DATA FOR ANALYSIS: Begin

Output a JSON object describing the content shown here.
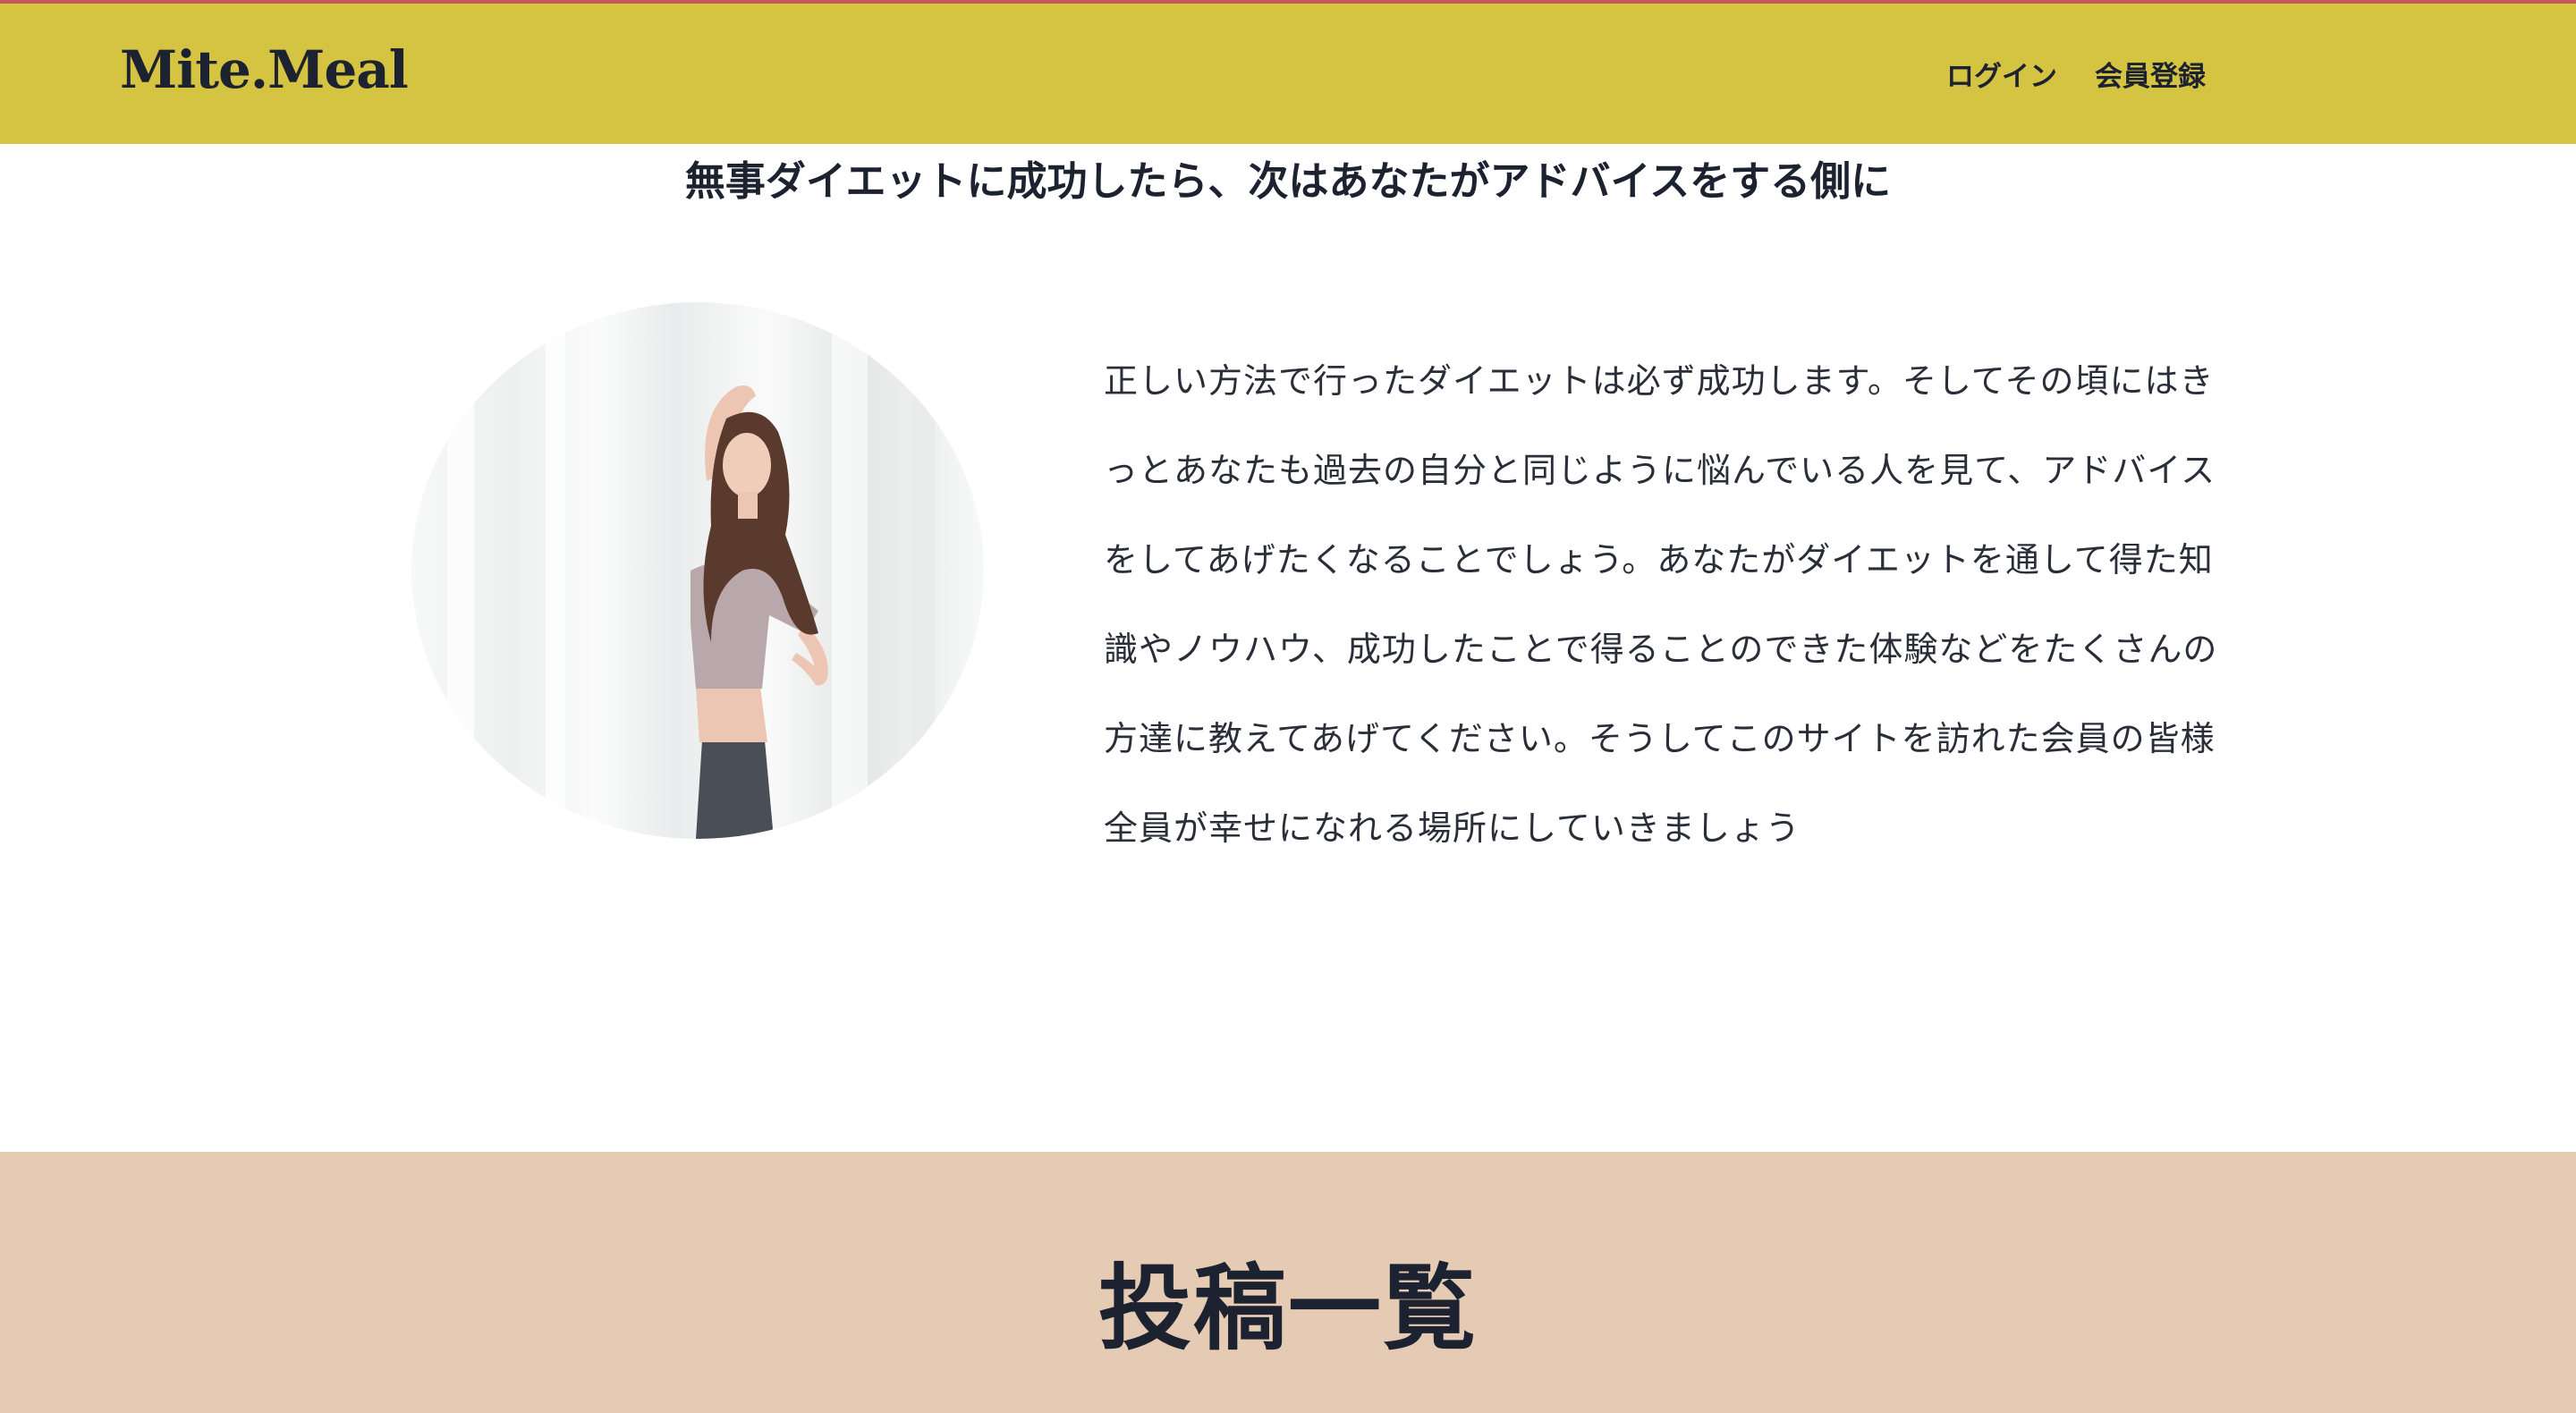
{
  "header": {
    "logo": "Mite.Meal",
    "nav": {
      "login": "ログイン",
      "signup": "会員登録"
    }
  },
  "intro": {
    "heading": "無事ダイエットに成功したら、次はあなたがアドバイスをする側に",
    "body": "正しい方法で行ったダイエットは必ず成功します。そしてその頃にはき\nっとあなたも過去の自分と同じように悩んでいる人を見て、アドバイス\nをしてあげたくなることでしょう。あなたがダイエットを通して得た知\n識やノウハウ、成功したことで得ることのできた体験などをたくさんの\n方達に教えてあげてください。そうしてこのサイトを訪れた会員の皆様\n全員が幸せになれる場所にしていきましょう"
  },
  "posts": {
    "title": "投稿一覧"
  },
  "colors": {
    "header": "#d4c442",
    "posts_bg": "#e5cbb4",
    "text": "#1d2230"
  }
}
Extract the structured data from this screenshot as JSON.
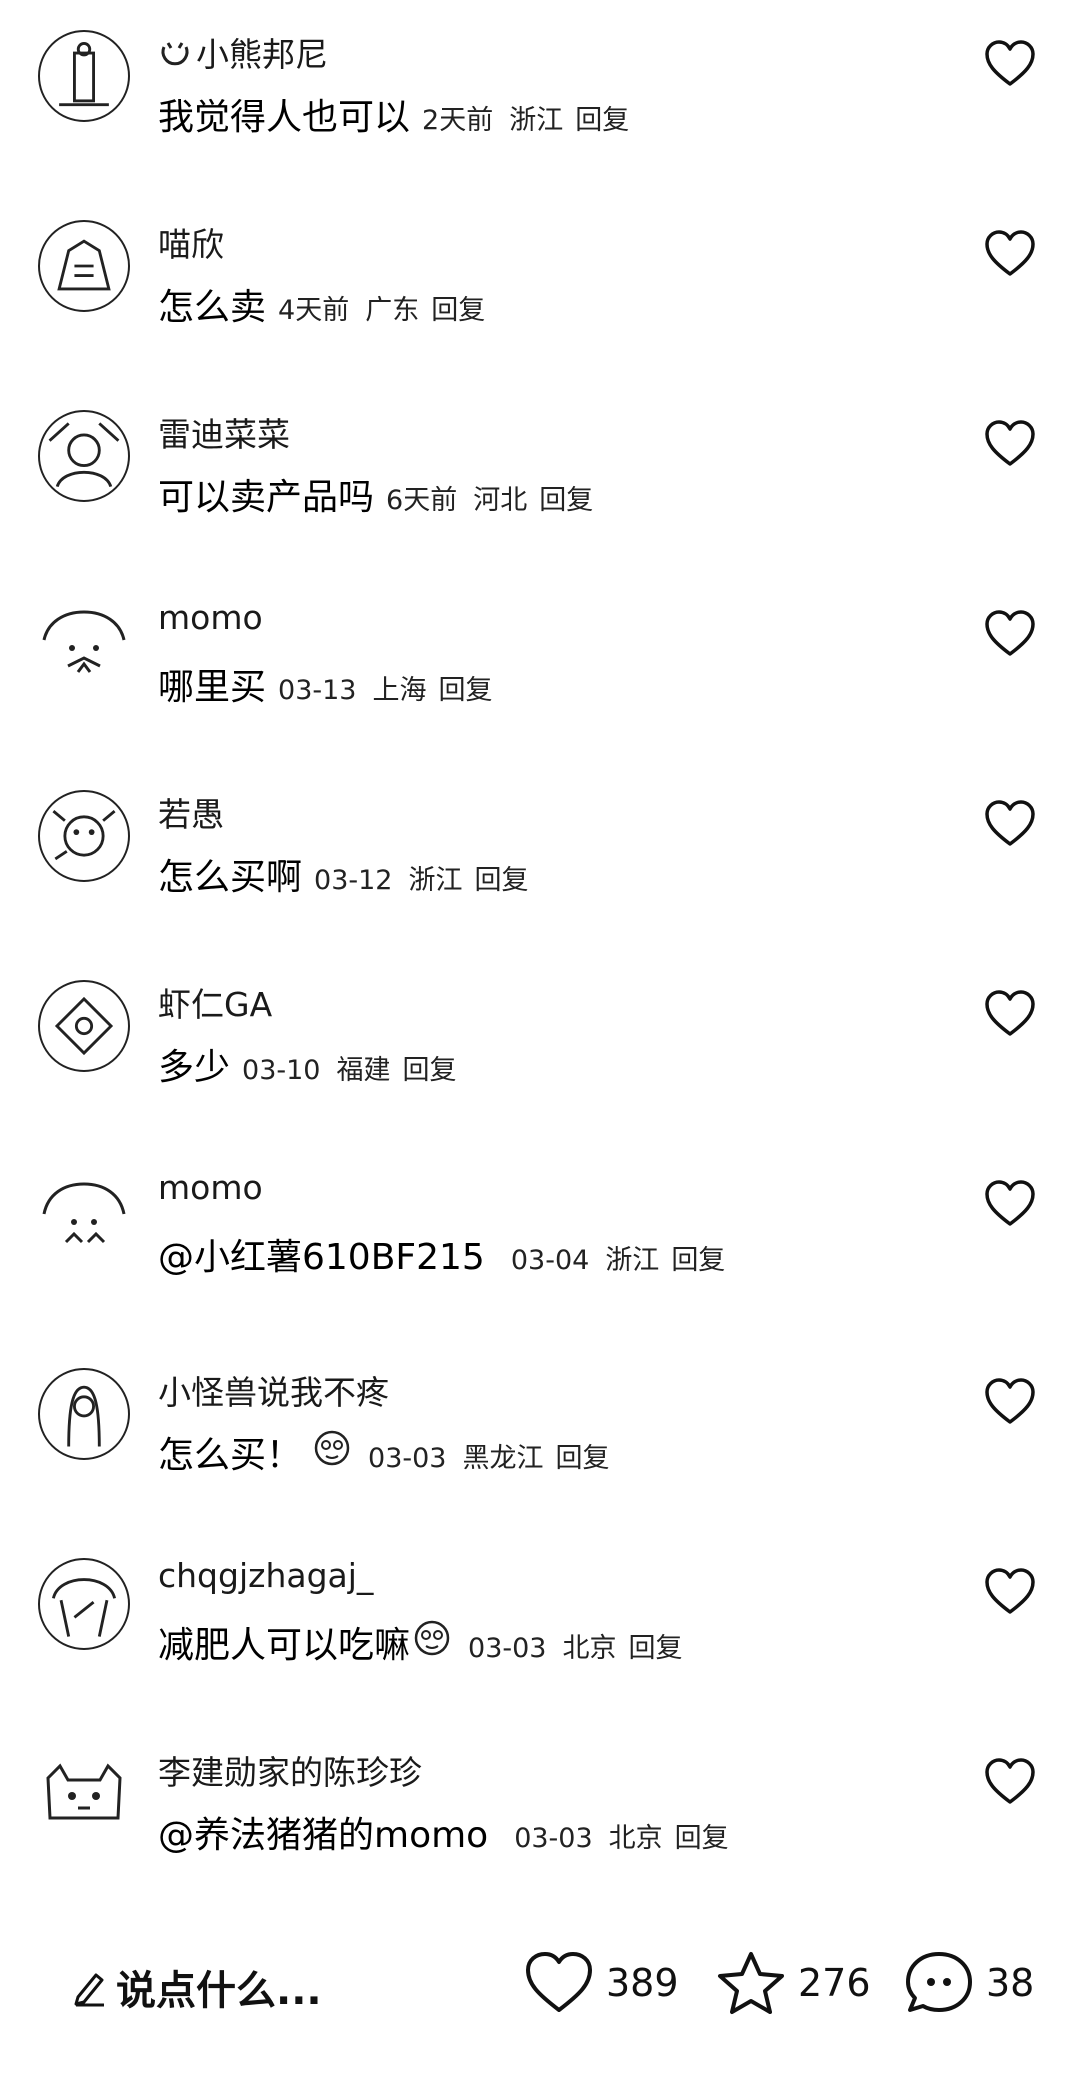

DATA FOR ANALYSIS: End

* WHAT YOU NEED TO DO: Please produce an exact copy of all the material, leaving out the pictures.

* ANSWER TO THIS PROBLEM:
Output a JSON object describing the content shown here.
{
  "header": {
    "logo": "Mite.Meal",
    "nav": {
      "login": "ログイン",
      "signup": "会員登録"
    }
  },
  "intro": {
    "heading": "無事ダイエットに成功したら、次はあなたがアドバイスをする側に",
    "body": "正しい方法で行ったダイエットは必ず成功します。そしてその頃にはき\nっとあなたも過去の自分と同じように悩んでいる人を見て、アドバイス\nをしてあげたくなることでしょう。あなたがダイエットを通して得た知\n識やノウハウ、成功したことで得ることのできた体験などをたくさんの\n方達に教えてあげてください。そうしてこのサイトを訪れた会員の皆様\n全員が幸せになれる場所にしていきましょう"
  },
  "posts": {
    "title": "投稿一覧"
  },
  "colors": {
    "header": "#d4c442",
    "posts_bg": "#e5cbb4",
    "text": "#1d2230"
  }
}
Extract the structured data from this screenshot as JSON.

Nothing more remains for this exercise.